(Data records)
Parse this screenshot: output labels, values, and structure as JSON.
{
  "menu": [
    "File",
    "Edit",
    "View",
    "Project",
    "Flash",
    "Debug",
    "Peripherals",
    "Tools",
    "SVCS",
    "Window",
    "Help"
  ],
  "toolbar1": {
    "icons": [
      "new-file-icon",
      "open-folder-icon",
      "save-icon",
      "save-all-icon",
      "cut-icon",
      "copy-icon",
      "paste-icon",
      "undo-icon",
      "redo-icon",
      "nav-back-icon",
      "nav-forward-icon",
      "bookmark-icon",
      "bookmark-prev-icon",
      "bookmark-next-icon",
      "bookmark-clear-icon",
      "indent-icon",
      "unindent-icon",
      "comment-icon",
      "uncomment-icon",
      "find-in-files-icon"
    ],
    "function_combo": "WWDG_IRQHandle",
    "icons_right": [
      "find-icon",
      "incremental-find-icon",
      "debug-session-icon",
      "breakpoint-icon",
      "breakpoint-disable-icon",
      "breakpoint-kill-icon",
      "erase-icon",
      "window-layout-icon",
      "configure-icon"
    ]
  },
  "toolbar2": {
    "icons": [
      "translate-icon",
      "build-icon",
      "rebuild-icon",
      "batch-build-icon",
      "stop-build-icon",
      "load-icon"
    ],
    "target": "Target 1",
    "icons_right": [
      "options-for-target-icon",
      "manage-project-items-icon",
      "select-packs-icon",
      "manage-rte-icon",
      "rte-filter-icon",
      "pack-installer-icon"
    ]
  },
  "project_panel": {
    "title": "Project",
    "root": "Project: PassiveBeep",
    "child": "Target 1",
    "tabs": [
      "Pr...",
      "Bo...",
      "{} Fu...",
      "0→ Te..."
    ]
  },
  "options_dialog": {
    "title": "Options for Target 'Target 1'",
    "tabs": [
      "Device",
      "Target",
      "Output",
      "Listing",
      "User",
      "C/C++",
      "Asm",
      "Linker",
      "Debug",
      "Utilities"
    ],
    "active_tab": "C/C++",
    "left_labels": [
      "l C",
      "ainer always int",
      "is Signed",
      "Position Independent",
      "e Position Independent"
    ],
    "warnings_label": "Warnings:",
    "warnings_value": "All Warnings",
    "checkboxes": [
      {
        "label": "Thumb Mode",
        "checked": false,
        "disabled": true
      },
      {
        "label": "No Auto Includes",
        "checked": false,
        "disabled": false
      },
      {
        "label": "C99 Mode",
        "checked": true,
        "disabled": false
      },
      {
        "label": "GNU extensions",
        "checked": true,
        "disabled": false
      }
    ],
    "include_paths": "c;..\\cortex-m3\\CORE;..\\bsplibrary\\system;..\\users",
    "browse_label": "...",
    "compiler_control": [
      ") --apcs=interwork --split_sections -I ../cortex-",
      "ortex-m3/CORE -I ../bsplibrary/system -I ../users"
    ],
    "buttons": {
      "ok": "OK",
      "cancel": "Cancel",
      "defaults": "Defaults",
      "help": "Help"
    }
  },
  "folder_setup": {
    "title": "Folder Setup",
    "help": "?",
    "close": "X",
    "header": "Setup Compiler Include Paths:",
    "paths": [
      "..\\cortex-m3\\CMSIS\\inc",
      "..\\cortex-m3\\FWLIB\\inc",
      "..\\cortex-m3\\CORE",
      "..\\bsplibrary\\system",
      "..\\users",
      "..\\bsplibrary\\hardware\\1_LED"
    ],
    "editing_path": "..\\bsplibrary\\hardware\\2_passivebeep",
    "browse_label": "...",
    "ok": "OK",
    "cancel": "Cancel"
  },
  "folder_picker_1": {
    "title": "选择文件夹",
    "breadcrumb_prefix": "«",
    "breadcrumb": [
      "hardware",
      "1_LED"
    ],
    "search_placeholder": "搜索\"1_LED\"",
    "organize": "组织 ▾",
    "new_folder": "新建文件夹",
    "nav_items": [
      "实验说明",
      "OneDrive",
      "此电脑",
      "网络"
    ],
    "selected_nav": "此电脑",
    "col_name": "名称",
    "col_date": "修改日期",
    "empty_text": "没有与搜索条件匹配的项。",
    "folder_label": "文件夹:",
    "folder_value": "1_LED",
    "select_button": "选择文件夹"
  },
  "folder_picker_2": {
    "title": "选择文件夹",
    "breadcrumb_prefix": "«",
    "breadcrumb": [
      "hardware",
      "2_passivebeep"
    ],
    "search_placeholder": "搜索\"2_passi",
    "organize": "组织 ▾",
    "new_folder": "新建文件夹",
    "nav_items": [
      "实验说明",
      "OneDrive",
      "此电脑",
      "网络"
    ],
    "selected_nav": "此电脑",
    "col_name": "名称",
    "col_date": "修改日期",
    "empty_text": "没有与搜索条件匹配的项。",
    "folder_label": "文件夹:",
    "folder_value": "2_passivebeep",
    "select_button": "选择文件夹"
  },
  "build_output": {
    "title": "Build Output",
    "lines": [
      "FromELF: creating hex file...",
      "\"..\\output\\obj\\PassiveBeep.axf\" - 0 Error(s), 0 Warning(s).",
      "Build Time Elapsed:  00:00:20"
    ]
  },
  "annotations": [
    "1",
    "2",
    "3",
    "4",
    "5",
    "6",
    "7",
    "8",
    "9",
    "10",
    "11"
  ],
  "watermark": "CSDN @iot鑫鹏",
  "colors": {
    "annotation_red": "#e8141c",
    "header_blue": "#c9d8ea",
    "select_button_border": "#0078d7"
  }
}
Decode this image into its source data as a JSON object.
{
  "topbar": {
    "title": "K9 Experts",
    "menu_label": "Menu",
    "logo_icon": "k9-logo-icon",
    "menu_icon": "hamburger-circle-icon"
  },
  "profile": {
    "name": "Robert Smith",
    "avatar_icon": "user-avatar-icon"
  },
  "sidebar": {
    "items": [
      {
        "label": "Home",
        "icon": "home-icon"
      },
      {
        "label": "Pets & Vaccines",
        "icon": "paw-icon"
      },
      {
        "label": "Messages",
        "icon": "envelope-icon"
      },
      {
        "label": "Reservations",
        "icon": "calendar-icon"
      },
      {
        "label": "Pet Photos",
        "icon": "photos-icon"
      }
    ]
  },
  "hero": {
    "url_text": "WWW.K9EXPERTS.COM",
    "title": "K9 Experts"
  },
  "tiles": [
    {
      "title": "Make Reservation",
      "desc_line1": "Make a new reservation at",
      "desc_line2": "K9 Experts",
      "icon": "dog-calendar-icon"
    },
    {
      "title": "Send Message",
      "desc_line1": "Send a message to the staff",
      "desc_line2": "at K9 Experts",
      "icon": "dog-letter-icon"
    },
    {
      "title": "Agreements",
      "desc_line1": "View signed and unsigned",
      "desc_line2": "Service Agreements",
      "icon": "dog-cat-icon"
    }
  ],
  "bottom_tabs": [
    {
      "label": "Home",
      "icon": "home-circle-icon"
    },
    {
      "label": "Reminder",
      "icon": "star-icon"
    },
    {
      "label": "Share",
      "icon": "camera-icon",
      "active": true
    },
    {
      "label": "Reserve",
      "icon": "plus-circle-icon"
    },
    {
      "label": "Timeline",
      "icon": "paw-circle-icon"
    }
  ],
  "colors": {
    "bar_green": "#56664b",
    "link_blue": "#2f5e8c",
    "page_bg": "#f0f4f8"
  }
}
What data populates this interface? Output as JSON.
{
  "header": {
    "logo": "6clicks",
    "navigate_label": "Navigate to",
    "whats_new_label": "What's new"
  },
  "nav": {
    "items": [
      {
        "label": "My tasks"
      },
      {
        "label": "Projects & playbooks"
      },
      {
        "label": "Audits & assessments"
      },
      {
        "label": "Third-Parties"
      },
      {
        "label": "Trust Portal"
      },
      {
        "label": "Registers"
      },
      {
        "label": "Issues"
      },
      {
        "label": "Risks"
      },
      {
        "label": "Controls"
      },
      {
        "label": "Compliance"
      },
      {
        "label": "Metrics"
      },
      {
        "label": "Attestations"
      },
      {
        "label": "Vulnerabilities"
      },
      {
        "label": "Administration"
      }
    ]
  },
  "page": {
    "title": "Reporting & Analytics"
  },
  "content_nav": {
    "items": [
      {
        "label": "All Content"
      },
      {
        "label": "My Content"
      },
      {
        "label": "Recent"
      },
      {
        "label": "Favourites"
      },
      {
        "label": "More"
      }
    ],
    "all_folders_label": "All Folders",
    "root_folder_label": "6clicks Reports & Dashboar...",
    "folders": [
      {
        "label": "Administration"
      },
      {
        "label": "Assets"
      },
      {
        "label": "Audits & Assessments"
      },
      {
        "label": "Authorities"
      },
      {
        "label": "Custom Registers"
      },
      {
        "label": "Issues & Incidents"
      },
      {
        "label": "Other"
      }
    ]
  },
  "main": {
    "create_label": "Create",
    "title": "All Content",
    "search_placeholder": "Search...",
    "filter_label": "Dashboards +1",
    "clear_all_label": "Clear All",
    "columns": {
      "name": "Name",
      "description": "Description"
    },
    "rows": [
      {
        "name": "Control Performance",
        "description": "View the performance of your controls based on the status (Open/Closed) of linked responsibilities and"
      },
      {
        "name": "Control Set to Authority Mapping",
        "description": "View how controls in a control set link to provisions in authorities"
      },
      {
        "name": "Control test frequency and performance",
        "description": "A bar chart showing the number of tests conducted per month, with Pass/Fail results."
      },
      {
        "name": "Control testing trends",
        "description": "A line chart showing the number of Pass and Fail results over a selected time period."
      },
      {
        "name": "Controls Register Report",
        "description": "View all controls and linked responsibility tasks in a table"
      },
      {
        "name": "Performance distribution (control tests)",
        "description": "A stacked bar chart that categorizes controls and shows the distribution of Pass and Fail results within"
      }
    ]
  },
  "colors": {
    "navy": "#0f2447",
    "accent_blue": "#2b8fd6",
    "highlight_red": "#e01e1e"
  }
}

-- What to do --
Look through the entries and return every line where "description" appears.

-- Solution to this problem --
      "description": "Description"
        "description": "View the performance of your controls based on the status (Open/Closed) of linked responsibilities and"
        "description": "View how controls in a control set link to provisions in authorities"
        "description": "A bar chart showing the number of tests conducted per month, with Pass/Fail results."
        "description": "A line chart showing the number of Pass and Fail results over a selected time period."
        "description": "View all controls and linked responsibility tasks in a table"
        "description": "A stacked bar chart that categorizes controls and shows the distribution of Pass and Fail results within"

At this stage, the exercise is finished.